Let’s hope these policy solutions shine brighter than a Florida retirement community sunrise.
Potential policy solutions to address the issue
Potential approaches to tackle the impact of Social Security sunset
With the Social Security trust fund projected to become insolvent in a few years, policymakers face challenges in securing retirement benefits for Americans. One approach is to increase payroll taxes or retirement age, but that may disproportionately affect lower-income workers and those with physically demanding jobs. Instead, policymakers could explore reforms such as means-testing, benefit adjustments, and revenue enhancements like raising the taxable wage cap or introducing new revenue sources like carbon taxes. These measures could address the sustainability of Social Security while minimizing inequality and economic distortions.
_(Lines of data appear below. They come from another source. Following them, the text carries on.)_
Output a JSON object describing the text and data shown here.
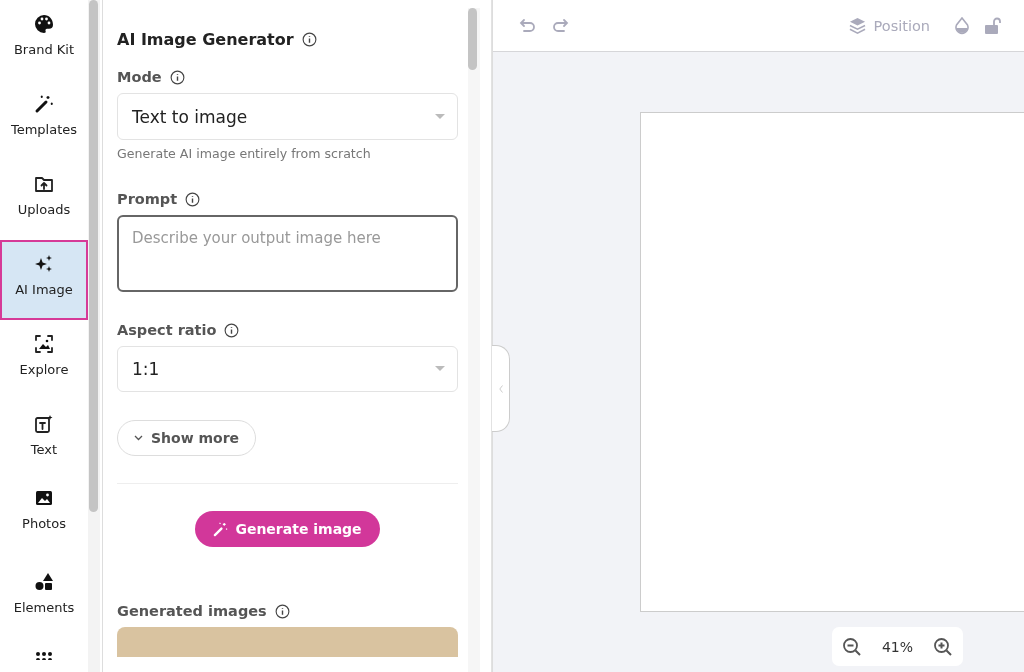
{
  "sidebar": {
    "items": [
      {
        "label": "Brand Kit",
        "selected": false
      },
      {
        "label": "Templates",
        "selected": false
      },
      {
        "label": "Uploads",
        "selected": false
      },
      {
        "label": "AI Image",
        "selected": true
      },
      {
        "label": "Explore",
        "selected": false
      },
      {
        "label": "Text",
        "selected": false
      },
      {
        "label": "Photos",
        "selected": false
      },
      {
        "label": "Elements",
        "selected": false
      }
    ]
  },
  "panel": {
    "title": "AI Image Generator",
    "mode": {
      "label": "Mode",
      "value": "Text to image",
      "hint": "Generate AI image entirely from scratch"
    },
    "prompt": {
      "label": "Prompt",
      "placeholder": "Describe your output image here"
    },
    "aspect_ratio": {
      "label": "Aspect ratio",
      "value": "1:1"
    },
    "show_more": "Show more",
    "generate_button": "Generate image",
    "generated_images": {
      "label": "Generated images"
    }
  },
  "toolbar": {
    "position": "Position"
  },
  "zoom": {
    "value": "41%"
  }
}
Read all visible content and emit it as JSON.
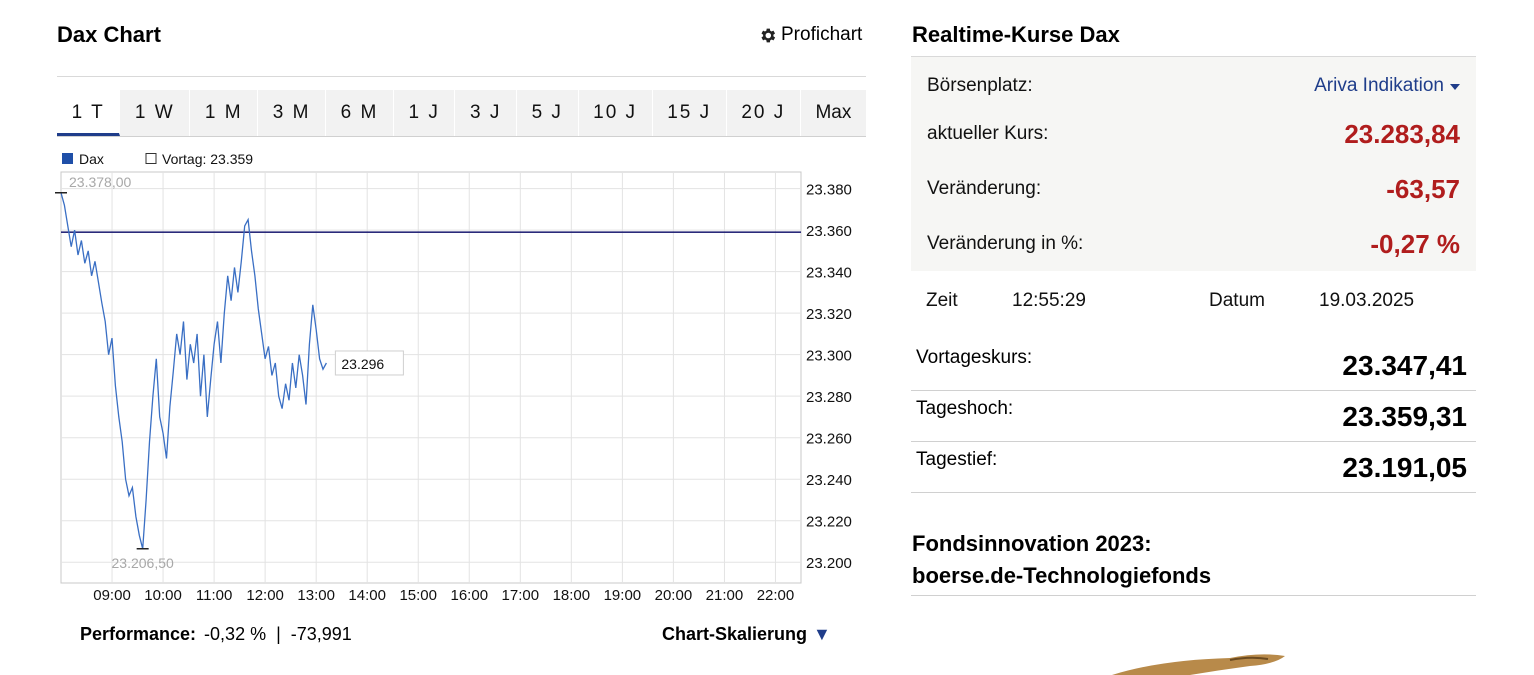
{
  "chart_panel": {
    "title": "Dax Chart",
    "prochart_label": "Profichart",
    "range_tabs": [
      {
        "label": "1 T",
        "active": true
      },
      {
        "label": "1 W",
        "active": false
      },
      {
        "label": "1 M",
        "active": false
      },
      {
        "label": "3 M",
        "active": false
      },
      {
        "label": "6 M",
        "active": false
      },
      {
        "label": "1 J",
        "active": false
      },
      {
        "label": "3 J",
        "active": false
      },
      {
        "label": "5 J",
        "active": false
      },
      {
        "label": "10 J",
        "active": false
      },
      {
        "label": "15 J",
        "active": false
      },
      {
        "label": "20 J",
        "active": false
      },
      {
        "label": "Max",
        "active": false
      }
    ],
    "performance_label": "Performance:",
    "performance_value": "-0,32 %  |  -73,991",
    "scaling_label": "Chart-Skalierung"
  },
  "chart_data": {
    "type": "line",
    "title": "",
    "xlabel": "",
    "ylabel": "",
    "ylim": [
      23190,
      23388
    ],
    "xlim": [
      "08:00",
      "22:30"
    ],
    "x_ticks": [
      "09:00",
      "10:00",
      "11:00",
      "12:00",
      "13:00",
      "14:00",
      "15:00",
      "16:00",
      "17:00",
      "18:00",
      "19:00",
      "20:00",
      "21:00",
      "22:00"
    ],
    "y_ticks": [
      "23.380",
      "23.360",
      "23.340",
      "23.320",
      "23.300",
      "23.280",
      "23.260",
      "23.240",
      "23.220",
      "23.200"
    ],
    "y_tick_values": [
      23380,
      23360,
      23340,
      23320,
      23300,
      23280,
      23260,
      23240,
      23220,
      23200
    ],
    "grid": true,
    "legend": [
      {
        "name": "Dax",
        "color": "#1f4fa8",
        "marker": "filled"
      },
      {
        "name": "Vortag: 23.359",
        "color": "#333333",
        "marker": "hollow"
      }
    ],
    "reference_line": {
      "value": 23359,
      "color": "#2a2a7a"
    },
    "high_label": "23.378,00",
    "high_value": 23378,
    "low_label": "23.206,50",
    "low_value": 23206.5,
    "last_label": "23.296",
    "last_value": 23296,
    "series": [
      {
        "name": "Dax",
        "color": "#3a6fc4",
        "points": [
          [
            "08:00",
            23378
          ],
          [
            "08:04",
            23372
          ],
          [
            "08:08",
            23362
          ],
          [
            "08:12",
            23352
          ],
          [
            "08:16",
            23360
          ],
          [
            "08:20",
            23348
          ],
          [
            "08:24",
            23355
          ],
          [
            "08:28",
            23344
          ],
          [
            "08:32",
            23350
          ],
          [
            "08:36",
            23338
          ],
          [
            "08:40",
            23345
          ],
          [
            "08:44",
            23335
          ],
          [
            "08:48",
            23325
          ],
          [
            "08:52",
            23316
          ],
          [
            "08:56",
            23300
          ],
          [
            "09:00",
            23308
          ],
          [
            "09:04",
            23285
          ],
          [
            "09:08",
            23270
          ],
          [
            "09:12",
            23258
          ],
          [
            "09:16",
            23240
          ],
          [
            "09:20",
            23232
          ],
          [
            "09:24",
            23236
          ],
          [
            "09:28",
            23222
          ],
          [
            "09:32",
            23213
          ],
          [
            "09:36",
            23206.5
          ],
          [
            "09:40",
            23230
          ],
          [
            "09:44",
            23258
          ],
          [
            "09:48",
            23280
          ],
          [
            "09:52",
            23298
          ],
          [
            "09:56",
            23270
          ],
          [
            "10:00",
            23262
          ],
          [
            "10:04",
            23250
          ],
          [
            "10:08",
            23275
          ],
          [
            "10:12",
            23292
          ],
          [
            "10:16",
            23310
          ],
          [
            "10:20",
            23300
          ],
          [
            "10:24",
            23316
          ],
          [
            "10:28",
            23288
          ],
          [
            "10:32",
            23305
          ],
          [
            "10:36",
            23296
          ],
          [
            "10:40",
            23310
          ],
          [
            "10:44",
            23280
          ],
          [
            "10:48",
            23300
          ],
          [
            "10:52",
            23270
          ],
          [
            "10:56",
            23288
          ],
          [
            "11:00",
            23305
          ],
          [
            "11:04",
            23316
          ],
          [
            "11:08",
            23296
          ],
          [
            "11:12",
            23320
          ],
          [
            "11:16",
            23338
          ],
          [
            "11:20",
            23326
          ],
          [
            "11:24",
            23342
          ],
          [
            "11:28",
            23330
          ],
          [
            "11:32",
            23345
          ],
          [
            "11:36",
            23362
          ],
          [
            "11:40",
            23365
          ],
          [
            "11:44",
            23350
          ],
          [
            "11:48",
            23338
          ],
          [
            "11:52",
            23322
          ],
          [
            "11:56",
            23310
          ],
          [
            "12:00",
            23298
          ],
          [
            "12:04",
            23304
          ],
          [
            "12:08",
            23290
          ],
          [
            "12:12",
            23296
          ],
          [
            "12:16",
            23280
          ],
          [
            "12:20",
            23274
          ],
          [
            "12:24",
            23286
          ],
          [
            "12:28",
            23278
          ],
          [
            "12:32",
            23296
          ],
          [
            "12:36",
            23284
          ],
          [
            "12:40",
            23300
          ],
          [
            "12:44",
            23290
          ],
          [
            "12:48",
            23276
          ],
          [
            "12:52",
            23305
          ],
          [
            "12:56",
            23324
          ],
          [
            "13:00",
            23312
          ],
          [
            "13:04",
            23298
          ],
          [
            "13:08",
            23293
          ],
          [
            "13:12",
            23296
          ]
        ]
      }
    ]
  },
  "quotes_panel": {
    "title": "Realtime-Kurse Dax",
    "exchange_label": "Börsenplatz:",
    "exchange_value": "Ariva Indikation",
    "price_label": "aktueller Kurs:",
    "price_value": "23.283,84",
    "change_label": "Veränderung:",
    "change_value": "-63,57",
    "change_pct_label": "Veränderung in %:",
    "change_pct_value": "-0,27 %",
    "time_label": "Zeit",
    "time_value": "12:55:29",
    "date_label": "Datum",
    "date_value": "19.03.2025",
    "stats": [
      {
        "label": "Vortageskurs:",
        "value": "23.347,41"
      },
      {
        "label": "Tageshoch:",
        "value": "23.359,31"
      },
      {
        "label": "Tagestief:",
        "value": "23.191,05"
      }
    ],
    "colors": {
      "negative": "#b01d1d",
      "link": "#1f3d8a"
    }
  },
  "promo": {
    "line1": "Fondsinnovation 2023:",
    "line2": "boerse.de-Technologiefonds"
  }
}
By prioritizing broad-based fiscal responsibility and long-term planning, lawmakers could prevent arbitrary cuts or delays in benefits that would disrupt millions of retirees’ lives. Hence, they should consult diverse stakeholders, including experts in economics, demography, healthcare, and public policy from all political spectrums. They should also communicate transparently with current and future beneficiaries about the rationale behind any proposed changes and engage them constructively in the process.
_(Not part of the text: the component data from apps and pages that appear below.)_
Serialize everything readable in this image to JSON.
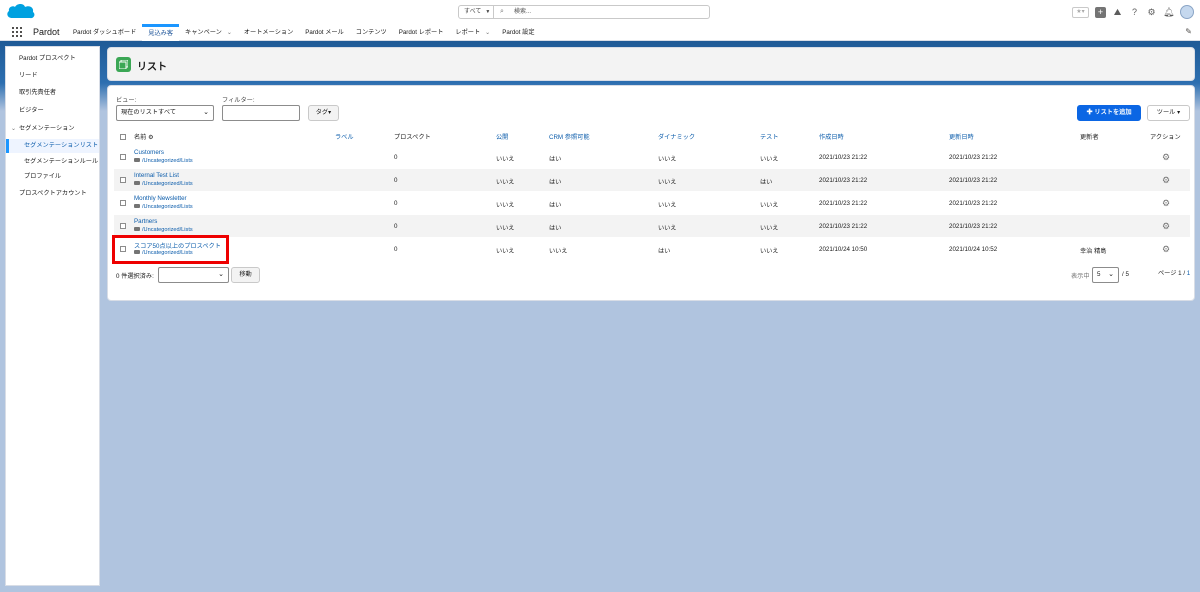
{
  "header": {
    "search_scope": "すべて",
    "search_placeholder": "検索..."
  },
  "nav": {
    "app_name": "Pardot",
    "items": [
      {
        "label": "Pardot ダッシュボード",
        "chevron": false
      },
      {
        "label": "見込み客",
        "chevron": false,
        "active": true
      },
      {
        "label": "キャンペーン",
        "chevron": true
      },
      {
        "label": "オートメーション",
        "chevron": false
      },
      {
        "label": "Pardot メール",
        "chevron": false
      },
      {
        "label": "コンテンツ",
        "chevron": false
      },
      {
        "label": "Pardot レポート",
        "chevron": false
      },
      {
        "label": "レポート",
        "chevron": true
      },
      {
        "label": "Pardot 設定",
        "chevron": false
      }
    ]
  },
  "sidebar": {
    "items": [
      {
        "label": "Pardot プロスペクト",
        "level": "top"
      },
      {
        "label": "リード",
        "level": "top"
      },
      {
        "label": "取引先責任者",
        "level": "top"
      },
      {
        "label": "ビジター",
        "level": "top"
      },
      {
        "label": "セグメンテーション",
        "level": "parent"
      },
      {
        "label": "セグメンテーションリスト",
        "level": "sub",
        "active": true
      },
      {
        "label": "セグメンテーションルール",
        "level": "sub"
      },
      {
        "label": "プロファイル",
        "level": "sub"
      },
      {
        "label": "プロスペクトアカウント",
        "level": "top"
      }
    ]
  },
  "page": {
    "title": "リスト"
  },
  "filters": {
    "view_label": "ビュー:",
    "view_value": "現在のリストすべて",
    "filter_label": "フィルター:",
    "tag_button": "タグ▾",
    "add_list_button": "✚ リストを追加",
    "tools_button": "ツール ▾"
  },
  "table": {
    "headers": {
      "name": "名前 ⚙",
      "label": "ラベル",
      "prospects": "プロスペクト",
      "public": "公開",
      "crm": "CRM 参照可能",
      "dynamic": "ダイナミック",
      "test": "テスト",
      "created": "作成日時",
      "updated": "更新日時",
      "updated_by": "更新者",
      "action": "アクション"
    },
    "rows": [
      {
        "name": "Customers",
        "folder": "/Uncategorized/Lists",
        "label": "",
        "prospects": "0",
        "public": "いいえ",
        "crm": "はい",
        "dynamic": "いいえ",
        "test": "いいえ",
        "created": "2021/10/23 21:22",
        "updated": "2021/10/23 21:22",
        "updated_by": ""
      },
      {
        "name": "Internal Test List",
        "folder": "/Uncategorized/Lists",
        "label": "",
        "prospects": "0",
        "public": "いいえ",
        "crm": "はい",
        "dynamic": "いいえ",
        "test": "はい",
        "created": "2021/10/23 21:22",
        "updated": "2021/10/23 21:22",
        "updated_by": ""
      },
      {
        "name": "Monthly Newsletter",
        "folder": "/Uncategorized/Lists",
        "label": "",
        "prospects": "0",
        "public": "いいえ",
        "crm": "はい",
        "dynamic": "いいえ",
        "test": "いいえ",
        "created": "2021/10/23 21:22",
        "updated": "2021/10/23 21:22",
        "updated_by": ""
      },
      {
        "name": "Partners",
        "folder": "/Uncategorized/Lists",
        "label": "",
        "prospects": "0",
        "public": "いいえ",
        "crm": "はい",
        "dynamic": "いいえ",
        "test": "いいえ",
        "created": "2021/10/23 21:22",
        "updated": "2021/10/23 21:22",
        "updated_by": ""
      },
      {
        "name": "スコア50点以上のプロスペクト",
        "folder": "/Uncategorized/Lists",
        "label": "",
        "prospects": "0",
        "public": "いいえ",
        "crm": "いいえ",
        "dynamic": "はい",
        "test": "いいえ",
        "created": "2021/10/24 10:50",
        "updated": "2021/10/24 10:52",
        "updated_by": "幸治 精島"
      }
    ]
  },
  "footer": {
    "selected": "0 件選択済み:",
    "move_button": "移動",
    "showing_label": "表示中",
    "per_page": "5",
    "total": "/ 5",
    "page_label": "ページ 1 /",
    "page_total": "1"
  },
  "colors": {
    "accent": "#0b66e4",
    "brand_band": "#1f5a96",
    "highlight": "#ee0000"
  }
}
Ultimately, tackling the impending Social Security crisis requires urgent action from all levels of government and society at large. Whether it involves enhancing current programs’ efficiency or exploring innovative financing models for future generations, we cannot afford to ignore this challenge indefinitely. Otherwise, millions of people who rely on Social Security for their well-being will face even more uncertainty and hardship in their golden years.
FAQs about What Is Sunsetting Social Security?
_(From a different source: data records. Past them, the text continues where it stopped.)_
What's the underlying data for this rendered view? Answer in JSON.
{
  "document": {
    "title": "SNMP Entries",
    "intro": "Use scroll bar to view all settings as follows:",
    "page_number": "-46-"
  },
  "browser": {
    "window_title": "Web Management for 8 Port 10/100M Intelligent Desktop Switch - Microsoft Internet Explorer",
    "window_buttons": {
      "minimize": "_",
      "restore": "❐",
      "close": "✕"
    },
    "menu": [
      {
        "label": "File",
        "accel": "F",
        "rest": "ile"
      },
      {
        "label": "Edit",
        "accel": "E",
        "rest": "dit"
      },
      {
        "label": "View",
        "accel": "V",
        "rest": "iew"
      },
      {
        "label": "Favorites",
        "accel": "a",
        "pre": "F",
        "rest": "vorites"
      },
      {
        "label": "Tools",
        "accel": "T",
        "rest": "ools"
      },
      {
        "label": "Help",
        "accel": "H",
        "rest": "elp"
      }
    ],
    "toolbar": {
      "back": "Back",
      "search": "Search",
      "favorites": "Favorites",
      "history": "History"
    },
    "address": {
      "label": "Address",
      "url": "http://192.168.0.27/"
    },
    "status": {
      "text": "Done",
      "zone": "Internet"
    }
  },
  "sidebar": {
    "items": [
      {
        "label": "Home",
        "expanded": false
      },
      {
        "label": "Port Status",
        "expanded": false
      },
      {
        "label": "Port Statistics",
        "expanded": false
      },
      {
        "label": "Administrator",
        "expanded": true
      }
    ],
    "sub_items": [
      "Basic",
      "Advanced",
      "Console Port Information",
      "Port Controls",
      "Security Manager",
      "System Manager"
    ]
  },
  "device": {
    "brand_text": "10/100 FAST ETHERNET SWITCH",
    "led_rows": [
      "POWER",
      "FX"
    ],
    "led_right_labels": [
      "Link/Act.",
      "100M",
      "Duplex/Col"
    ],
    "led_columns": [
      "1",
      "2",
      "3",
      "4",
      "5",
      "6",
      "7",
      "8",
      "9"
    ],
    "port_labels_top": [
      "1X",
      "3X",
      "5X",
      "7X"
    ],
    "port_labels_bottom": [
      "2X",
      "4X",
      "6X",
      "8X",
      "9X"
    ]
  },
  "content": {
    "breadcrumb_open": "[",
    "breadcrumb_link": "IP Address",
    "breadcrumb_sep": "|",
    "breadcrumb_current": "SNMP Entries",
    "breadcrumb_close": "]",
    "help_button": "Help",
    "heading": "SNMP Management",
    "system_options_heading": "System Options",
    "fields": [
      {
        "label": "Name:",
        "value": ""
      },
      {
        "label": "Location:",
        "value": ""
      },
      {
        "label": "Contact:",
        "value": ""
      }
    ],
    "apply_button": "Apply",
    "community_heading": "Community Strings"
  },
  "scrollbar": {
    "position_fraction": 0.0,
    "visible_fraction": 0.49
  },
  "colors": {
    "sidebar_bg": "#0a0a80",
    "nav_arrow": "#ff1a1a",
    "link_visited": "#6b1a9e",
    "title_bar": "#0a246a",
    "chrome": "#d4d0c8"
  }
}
What is sunsetting social security?
Sunsetting social security refers to the hypothetical scenario where the social security trust fund is depleted, and beneficiaries can only receive partial benefits. The depletion of the trust fund is projected to occur in 2033, after which only about three-quarters of the benefits may be paid out.
Will social security benefits disappear entirely when it sunsets?
No, social security benefits will not completely disappear when it sunsets. Instead, there will be a reduction in the amount of benefits that can be paid out to beneficiaries. Currently, it is projected that there will only be enough funding to pay about 75% of the promised benefits.
What is causing social security to sunset?
The primary cause of social security sunsetting is demographics. The baby boomer generation is retiring in large numbers, and there are not enough workers in the labor force to sustain the current level of benefits. Additionally, people are living longer, which means they are collecting benefits for a longer time.
What can be done to prevent social security from sunsetting?
One solution to prevent social security from sunsetting is to increase the payroll taxes that fund the program. Another solution is to increase the retirement age, which would mean that beneficiaries would have to wait longer before they are eligible to receive their benefits.
What happens if social security sunsets?
If social security sunsets, there will still be some funding available to pay out benefits to beneficiaries. However, the amount of benefits paid out will be reduced, and recipients may have to rely on other sources of income to make up the difference.
How can I find out how much social security benefits I am eligible for?
You can find out how much social security benefits you are eligible for by creating an account on the Social Security Administration website. Once you have created an account, you can view your earning history and get an estimate of your benefits. Alternatively, you can contact the Social Security Administration directly and speak to a representative who can provide you with the information you need.